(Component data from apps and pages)

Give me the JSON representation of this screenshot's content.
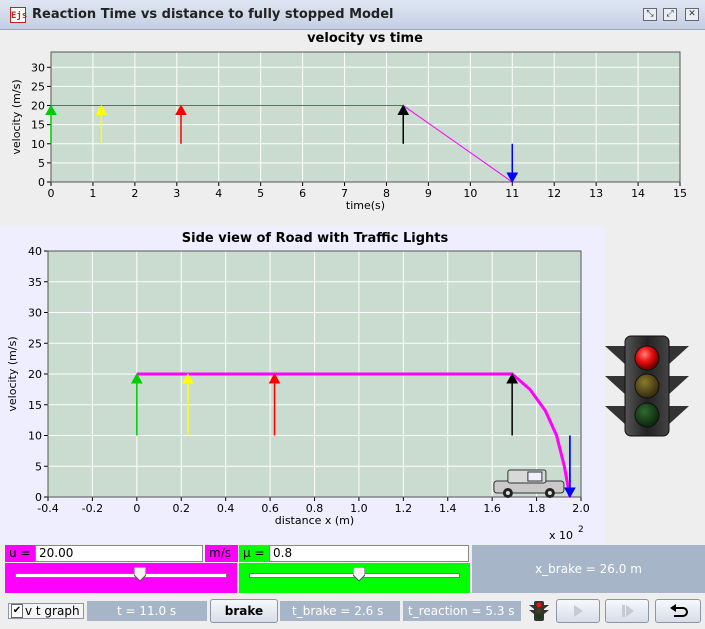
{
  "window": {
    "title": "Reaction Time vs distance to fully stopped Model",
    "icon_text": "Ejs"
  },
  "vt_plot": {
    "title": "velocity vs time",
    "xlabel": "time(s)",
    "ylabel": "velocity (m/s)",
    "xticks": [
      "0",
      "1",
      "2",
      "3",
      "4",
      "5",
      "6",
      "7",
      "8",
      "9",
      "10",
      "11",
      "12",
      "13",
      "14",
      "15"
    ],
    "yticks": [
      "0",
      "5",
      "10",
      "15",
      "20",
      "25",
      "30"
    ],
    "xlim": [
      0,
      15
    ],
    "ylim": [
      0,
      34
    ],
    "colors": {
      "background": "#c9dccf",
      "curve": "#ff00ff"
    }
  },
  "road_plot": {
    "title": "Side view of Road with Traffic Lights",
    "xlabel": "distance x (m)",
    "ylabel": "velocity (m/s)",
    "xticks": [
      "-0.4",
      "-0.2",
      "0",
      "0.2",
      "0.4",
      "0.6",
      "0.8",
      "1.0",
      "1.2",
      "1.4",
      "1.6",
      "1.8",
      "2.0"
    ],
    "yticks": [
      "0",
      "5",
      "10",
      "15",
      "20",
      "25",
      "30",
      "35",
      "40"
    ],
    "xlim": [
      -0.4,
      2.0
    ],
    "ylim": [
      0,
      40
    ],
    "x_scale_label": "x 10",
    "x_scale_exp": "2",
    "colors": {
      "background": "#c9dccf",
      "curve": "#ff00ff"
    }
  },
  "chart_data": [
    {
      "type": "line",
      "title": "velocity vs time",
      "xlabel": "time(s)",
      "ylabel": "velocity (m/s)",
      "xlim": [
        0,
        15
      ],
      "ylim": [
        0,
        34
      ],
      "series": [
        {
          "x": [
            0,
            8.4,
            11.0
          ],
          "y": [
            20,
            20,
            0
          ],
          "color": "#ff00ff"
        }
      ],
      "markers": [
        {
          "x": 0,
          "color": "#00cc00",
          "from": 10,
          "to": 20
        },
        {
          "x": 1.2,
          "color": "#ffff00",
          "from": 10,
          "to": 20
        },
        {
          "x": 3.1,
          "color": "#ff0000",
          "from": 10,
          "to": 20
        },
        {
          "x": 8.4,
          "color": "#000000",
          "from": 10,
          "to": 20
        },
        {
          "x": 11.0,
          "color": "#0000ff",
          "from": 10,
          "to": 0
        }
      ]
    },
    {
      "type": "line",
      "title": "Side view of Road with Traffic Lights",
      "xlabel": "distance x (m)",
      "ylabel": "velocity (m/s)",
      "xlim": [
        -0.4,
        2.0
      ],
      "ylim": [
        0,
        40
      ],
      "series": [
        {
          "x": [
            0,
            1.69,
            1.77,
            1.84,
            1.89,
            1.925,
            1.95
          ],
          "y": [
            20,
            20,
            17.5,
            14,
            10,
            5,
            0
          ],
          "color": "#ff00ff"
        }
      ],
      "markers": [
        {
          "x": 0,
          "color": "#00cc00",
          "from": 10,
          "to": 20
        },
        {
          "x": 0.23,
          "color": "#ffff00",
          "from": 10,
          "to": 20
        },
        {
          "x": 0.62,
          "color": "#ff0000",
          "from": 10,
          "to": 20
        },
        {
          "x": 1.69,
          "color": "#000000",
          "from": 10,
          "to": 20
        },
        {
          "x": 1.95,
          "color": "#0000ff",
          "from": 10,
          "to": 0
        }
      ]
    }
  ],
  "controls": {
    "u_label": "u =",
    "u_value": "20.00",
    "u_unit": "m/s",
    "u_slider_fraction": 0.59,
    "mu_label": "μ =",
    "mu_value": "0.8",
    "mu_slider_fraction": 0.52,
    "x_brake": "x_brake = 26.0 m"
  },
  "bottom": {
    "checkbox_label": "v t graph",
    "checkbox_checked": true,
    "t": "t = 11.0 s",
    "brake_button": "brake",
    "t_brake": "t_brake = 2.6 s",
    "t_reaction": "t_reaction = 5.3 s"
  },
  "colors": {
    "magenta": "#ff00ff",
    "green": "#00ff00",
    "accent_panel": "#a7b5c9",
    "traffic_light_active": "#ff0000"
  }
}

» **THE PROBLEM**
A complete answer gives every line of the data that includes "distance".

» **ANSWER AREA**
    "title": "Reaction Time vs distance to fully stopped Model",
    "xlabel": "distance x (m)",
      "xlabel": "distance x (m)",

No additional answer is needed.